Patient :Hello my name is courtney and im worried because I have been on my period for 3 weeks now and still going. Before this period i didnt have a period at all for 3 months. I am really heavy and seem not to be slowing down on my bleeding, and im bleeding like clumps like tissue! Im just worryied. What should I do?
Heavy menstrual period is not normal. It is called menorrhagia. In some cases, the cause of heavy menstrual bleeding is unknown, but a number of conditions may cause menorrhagia. Common causes include:
In a normal menstrual cycle, a balance between the hormones estrogen and progesterone regulates the buildup of the lining of the uterus (endometrium), which is shed during menstruation. If a hormone imbalance occurs, the endometrium develops in excess and eventually sheds by way of heavy menstrual bleeding.
***Dysfunction of the ovaries.
If your ovaries don't release an egg (ovulate) during a menstrual cycle (anovulation), your body doesn't produce the hormone progesterone, as it would during a normal menstrual cycle. This leads to hormone imbalance and may result in menorrhagia.
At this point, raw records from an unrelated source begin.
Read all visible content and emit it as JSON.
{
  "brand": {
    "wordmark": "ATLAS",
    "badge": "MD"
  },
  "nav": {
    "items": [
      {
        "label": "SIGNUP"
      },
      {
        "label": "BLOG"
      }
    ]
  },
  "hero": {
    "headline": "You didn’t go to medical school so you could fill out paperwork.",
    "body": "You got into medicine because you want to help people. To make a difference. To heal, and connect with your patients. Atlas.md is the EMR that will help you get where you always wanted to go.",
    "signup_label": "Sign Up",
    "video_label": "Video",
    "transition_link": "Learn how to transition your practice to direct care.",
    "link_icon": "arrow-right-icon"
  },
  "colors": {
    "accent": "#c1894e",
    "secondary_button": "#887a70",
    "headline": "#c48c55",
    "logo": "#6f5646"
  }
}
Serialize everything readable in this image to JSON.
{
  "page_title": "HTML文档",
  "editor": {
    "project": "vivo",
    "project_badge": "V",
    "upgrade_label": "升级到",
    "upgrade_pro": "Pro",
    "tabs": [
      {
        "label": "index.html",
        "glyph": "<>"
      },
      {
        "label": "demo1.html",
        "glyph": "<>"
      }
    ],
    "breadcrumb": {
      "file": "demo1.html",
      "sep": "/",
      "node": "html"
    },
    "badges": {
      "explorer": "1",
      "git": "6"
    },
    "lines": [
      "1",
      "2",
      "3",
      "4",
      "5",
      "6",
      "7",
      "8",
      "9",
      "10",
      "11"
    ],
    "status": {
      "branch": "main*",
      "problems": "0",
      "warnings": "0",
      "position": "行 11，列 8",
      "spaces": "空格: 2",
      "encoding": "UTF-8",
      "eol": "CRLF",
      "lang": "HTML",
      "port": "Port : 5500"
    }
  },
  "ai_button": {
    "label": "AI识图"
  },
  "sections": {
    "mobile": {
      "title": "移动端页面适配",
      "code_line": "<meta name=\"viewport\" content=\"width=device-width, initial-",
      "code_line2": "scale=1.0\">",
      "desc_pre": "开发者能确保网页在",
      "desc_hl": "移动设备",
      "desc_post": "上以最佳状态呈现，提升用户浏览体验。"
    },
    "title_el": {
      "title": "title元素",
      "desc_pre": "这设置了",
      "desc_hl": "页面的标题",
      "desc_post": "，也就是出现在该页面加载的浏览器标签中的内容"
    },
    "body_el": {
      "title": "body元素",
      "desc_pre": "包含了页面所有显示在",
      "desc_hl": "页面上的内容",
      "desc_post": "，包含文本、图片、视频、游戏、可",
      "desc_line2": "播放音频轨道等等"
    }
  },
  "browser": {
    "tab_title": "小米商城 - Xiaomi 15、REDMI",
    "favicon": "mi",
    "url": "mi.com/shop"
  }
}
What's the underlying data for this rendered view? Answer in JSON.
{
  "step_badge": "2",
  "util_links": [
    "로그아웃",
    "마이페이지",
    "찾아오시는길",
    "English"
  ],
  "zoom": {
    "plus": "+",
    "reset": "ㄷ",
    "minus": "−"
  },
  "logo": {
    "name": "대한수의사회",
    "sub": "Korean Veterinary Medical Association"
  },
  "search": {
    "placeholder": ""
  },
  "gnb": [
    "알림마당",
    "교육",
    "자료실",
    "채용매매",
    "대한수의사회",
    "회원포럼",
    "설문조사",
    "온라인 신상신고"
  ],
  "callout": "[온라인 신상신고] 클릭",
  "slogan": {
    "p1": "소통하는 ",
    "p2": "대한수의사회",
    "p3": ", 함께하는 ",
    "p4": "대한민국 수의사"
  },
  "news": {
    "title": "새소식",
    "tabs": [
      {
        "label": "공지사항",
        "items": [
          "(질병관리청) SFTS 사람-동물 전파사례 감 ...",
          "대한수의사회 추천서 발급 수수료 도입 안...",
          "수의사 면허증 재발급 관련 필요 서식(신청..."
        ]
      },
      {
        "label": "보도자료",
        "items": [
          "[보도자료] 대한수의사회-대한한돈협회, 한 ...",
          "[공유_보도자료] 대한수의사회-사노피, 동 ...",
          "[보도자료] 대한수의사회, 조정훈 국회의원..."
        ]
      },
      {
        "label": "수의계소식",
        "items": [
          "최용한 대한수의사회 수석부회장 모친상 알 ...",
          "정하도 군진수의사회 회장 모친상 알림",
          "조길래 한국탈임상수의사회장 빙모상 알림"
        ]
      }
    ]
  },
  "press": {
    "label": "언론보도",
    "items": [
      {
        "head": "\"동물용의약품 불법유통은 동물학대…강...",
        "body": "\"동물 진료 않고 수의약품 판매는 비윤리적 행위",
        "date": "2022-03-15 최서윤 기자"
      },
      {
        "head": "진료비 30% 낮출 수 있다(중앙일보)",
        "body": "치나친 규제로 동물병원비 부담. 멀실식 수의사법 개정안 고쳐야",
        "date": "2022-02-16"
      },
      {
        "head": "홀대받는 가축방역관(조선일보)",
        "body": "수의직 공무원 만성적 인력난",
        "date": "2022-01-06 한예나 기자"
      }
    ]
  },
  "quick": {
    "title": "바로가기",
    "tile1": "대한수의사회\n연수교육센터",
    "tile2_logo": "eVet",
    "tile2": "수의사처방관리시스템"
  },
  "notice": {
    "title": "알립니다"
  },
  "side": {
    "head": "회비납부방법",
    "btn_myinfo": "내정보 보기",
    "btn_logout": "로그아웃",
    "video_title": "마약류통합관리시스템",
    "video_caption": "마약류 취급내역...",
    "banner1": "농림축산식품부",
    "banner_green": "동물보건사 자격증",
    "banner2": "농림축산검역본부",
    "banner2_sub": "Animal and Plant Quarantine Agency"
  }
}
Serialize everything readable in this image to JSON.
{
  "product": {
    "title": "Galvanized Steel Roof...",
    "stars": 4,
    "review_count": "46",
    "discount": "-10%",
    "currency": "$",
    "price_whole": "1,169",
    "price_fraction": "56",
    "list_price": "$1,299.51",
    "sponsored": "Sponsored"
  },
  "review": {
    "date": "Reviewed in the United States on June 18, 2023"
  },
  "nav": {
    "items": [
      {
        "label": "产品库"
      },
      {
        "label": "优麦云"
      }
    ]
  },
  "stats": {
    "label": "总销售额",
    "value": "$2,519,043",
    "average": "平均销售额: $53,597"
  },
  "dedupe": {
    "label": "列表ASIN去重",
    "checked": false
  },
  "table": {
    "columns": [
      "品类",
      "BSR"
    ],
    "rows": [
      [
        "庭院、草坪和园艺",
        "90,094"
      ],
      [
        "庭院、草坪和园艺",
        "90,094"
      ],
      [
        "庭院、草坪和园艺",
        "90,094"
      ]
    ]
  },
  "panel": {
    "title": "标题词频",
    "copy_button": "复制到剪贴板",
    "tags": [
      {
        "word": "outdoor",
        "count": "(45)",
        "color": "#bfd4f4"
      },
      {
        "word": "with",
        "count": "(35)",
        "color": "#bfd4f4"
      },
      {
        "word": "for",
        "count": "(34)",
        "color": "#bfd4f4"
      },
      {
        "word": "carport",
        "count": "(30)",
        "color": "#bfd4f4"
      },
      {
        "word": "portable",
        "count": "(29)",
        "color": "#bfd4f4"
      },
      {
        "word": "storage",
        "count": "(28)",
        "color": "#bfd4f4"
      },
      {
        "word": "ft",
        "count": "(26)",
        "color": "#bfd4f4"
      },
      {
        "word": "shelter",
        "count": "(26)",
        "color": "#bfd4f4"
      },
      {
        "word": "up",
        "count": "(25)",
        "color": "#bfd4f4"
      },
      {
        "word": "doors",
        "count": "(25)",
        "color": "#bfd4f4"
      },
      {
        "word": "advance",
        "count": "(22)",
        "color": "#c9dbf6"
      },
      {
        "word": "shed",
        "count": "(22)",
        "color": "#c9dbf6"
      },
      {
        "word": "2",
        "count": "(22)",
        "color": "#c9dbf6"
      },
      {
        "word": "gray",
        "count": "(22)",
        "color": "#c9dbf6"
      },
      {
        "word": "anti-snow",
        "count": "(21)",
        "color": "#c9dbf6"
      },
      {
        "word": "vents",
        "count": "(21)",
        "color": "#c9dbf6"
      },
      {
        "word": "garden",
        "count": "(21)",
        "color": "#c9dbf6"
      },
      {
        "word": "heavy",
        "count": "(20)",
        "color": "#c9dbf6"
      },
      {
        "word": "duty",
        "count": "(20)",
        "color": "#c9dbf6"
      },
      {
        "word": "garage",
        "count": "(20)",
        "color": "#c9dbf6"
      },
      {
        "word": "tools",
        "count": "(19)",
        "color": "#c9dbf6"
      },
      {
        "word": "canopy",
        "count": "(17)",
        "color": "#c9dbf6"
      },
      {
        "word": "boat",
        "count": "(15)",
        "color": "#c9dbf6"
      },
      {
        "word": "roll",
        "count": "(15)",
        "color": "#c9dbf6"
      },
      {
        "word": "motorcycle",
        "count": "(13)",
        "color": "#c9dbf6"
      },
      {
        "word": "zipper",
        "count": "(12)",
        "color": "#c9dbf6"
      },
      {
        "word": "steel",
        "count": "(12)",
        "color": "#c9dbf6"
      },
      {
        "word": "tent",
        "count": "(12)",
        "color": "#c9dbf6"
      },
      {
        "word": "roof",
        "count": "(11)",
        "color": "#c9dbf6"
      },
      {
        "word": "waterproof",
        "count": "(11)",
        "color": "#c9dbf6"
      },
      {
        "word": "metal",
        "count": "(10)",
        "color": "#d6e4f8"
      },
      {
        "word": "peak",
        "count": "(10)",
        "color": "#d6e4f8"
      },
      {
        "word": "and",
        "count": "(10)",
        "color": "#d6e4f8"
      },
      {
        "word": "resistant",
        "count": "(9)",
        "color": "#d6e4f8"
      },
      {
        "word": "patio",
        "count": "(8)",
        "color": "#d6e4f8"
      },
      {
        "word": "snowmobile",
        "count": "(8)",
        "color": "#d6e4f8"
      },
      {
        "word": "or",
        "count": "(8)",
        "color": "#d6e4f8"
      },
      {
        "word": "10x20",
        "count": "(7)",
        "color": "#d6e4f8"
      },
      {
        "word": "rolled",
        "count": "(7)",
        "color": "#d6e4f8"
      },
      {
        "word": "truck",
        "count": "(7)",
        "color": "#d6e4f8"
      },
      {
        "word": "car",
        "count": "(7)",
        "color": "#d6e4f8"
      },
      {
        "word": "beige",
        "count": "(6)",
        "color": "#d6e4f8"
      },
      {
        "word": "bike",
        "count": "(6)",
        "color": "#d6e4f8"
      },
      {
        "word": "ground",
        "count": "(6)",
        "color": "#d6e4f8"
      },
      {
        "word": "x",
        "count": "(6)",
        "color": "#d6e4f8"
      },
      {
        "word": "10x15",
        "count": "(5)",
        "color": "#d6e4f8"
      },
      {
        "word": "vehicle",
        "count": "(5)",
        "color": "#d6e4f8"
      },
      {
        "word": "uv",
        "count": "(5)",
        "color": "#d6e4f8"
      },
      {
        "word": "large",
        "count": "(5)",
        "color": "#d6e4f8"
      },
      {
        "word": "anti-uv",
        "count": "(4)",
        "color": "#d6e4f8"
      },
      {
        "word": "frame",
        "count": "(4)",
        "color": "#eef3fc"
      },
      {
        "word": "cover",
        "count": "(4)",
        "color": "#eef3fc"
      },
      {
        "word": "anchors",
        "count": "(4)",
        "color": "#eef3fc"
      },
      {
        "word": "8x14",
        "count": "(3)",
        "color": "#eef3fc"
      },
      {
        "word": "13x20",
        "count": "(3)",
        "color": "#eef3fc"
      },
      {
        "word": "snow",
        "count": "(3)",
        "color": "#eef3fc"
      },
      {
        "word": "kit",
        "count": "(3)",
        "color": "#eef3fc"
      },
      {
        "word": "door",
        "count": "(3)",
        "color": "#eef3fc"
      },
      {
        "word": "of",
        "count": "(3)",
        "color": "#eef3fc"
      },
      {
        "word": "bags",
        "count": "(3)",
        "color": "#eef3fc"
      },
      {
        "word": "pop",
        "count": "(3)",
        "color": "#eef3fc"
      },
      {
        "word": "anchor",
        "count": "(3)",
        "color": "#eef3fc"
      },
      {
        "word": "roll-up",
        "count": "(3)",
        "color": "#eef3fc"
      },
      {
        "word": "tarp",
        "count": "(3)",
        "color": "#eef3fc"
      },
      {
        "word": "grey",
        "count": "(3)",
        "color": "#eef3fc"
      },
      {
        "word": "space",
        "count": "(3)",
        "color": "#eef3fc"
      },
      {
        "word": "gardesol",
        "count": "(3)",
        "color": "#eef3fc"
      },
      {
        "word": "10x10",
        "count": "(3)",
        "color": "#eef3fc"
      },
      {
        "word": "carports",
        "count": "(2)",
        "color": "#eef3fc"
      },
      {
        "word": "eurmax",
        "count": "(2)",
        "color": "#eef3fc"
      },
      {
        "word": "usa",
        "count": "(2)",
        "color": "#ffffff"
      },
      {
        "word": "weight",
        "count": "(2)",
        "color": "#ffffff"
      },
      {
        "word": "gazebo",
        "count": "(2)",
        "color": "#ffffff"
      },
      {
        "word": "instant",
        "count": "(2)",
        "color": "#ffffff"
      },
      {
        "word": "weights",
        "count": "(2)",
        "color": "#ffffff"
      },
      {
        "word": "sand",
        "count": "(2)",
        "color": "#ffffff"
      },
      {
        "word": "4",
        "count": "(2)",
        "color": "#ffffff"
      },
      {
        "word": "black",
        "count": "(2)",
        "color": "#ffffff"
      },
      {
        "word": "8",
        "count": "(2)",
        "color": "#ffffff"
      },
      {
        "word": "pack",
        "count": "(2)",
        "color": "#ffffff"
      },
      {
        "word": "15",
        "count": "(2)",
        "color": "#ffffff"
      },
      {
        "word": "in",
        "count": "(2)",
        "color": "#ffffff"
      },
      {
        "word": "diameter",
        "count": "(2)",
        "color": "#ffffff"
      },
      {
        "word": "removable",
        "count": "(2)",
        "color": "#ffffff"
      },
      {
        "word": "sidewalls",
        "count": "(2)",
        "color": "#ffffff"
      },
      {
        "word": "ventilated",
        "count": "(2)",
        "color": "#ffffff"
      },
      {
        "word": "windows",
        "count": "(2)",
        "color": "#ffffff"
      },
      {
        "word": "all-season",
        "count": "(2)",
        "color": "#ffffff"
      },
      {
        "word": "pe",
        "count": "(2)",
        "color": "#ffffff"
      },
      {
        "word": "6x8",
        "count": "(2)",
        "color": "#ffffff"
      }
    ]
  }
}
These noncancerous (benign) tumors of the uterus appear during your childbearing years. Uterine fibroids may cause heavier than normal or prolonged menstrual bleeding.
Small, benign growths on the lining of the uterus (uterine polyps) may cause heavy or prolonged menstrual bleeding. Polyps of the uterus most commonly occur in women of reproductive age as the result of high hormone levels.
This condition occurs when glands from the endometrium become embedded in the uterine muscle, often causing heavy bleeding and painful menses. Adenomyosis is most likely to develop if you're a middle-aged woman who has had children.
***Intrauterine device (IUD).
Menorrhagia is a well-known side effect of using a nonhormonal intrauterine device for birth control. When an IUD is the cause of excessive menstrual bleeding, you may need to remove it.
A single, heavy, late period may be due to a miscarriage. If bleeding occurs at the usual time of menstruation, however, miscarriage is unlikely to be the cause. An ectopic pregnancy — implantation of a fertilized egg within the fallopian tube instead of the uterus — also may cause menorrhagia.
Rarely, uterine cancer, ovarian cancer and cervical cancer can cause excessive menstrual bleeding.
Inherited bleeding disorders. Some blood coagulation disorders — such as von Willebrand's disease, a condition in which an important blood-clotting factor is deficient or impaired — can cause abnormal menstrual bleeding.
Certain drugs, including anti-inflammatory medications and anticoagulants, can contribute to heavy or prolonged menstrual bleeding.
***Other medical conditions.
A number of other medical conditions, including pelvic inflammatory disease (PID), thyroid problems, endometriosis, and liver or kidney disease, may be associated with menorrhagia.
Thus, Menorrhagia is the medical term for menstrual periods with abnormally heavy or prolonged bleeding. Although heavy menstrual bleeding is a common concern among premenopausal women, most women don't experience blood loss severe enough to be defined as menorrhagia.
With menorrhagia, every period you have causes enough blood loss and cramping that you can't maintain your usual activities. If you have menstrual bleeding so heavy that you dread your period, talk with your doctor. There are many effective treatments for menorrhagia.
These Q&A’s are for educational purposes and should not be relied upon as a substitute for medical advice you may receive from your physician. If you have a medical emergency, please call 911. These answers do not constitute or initiate a patient/doctor relationship.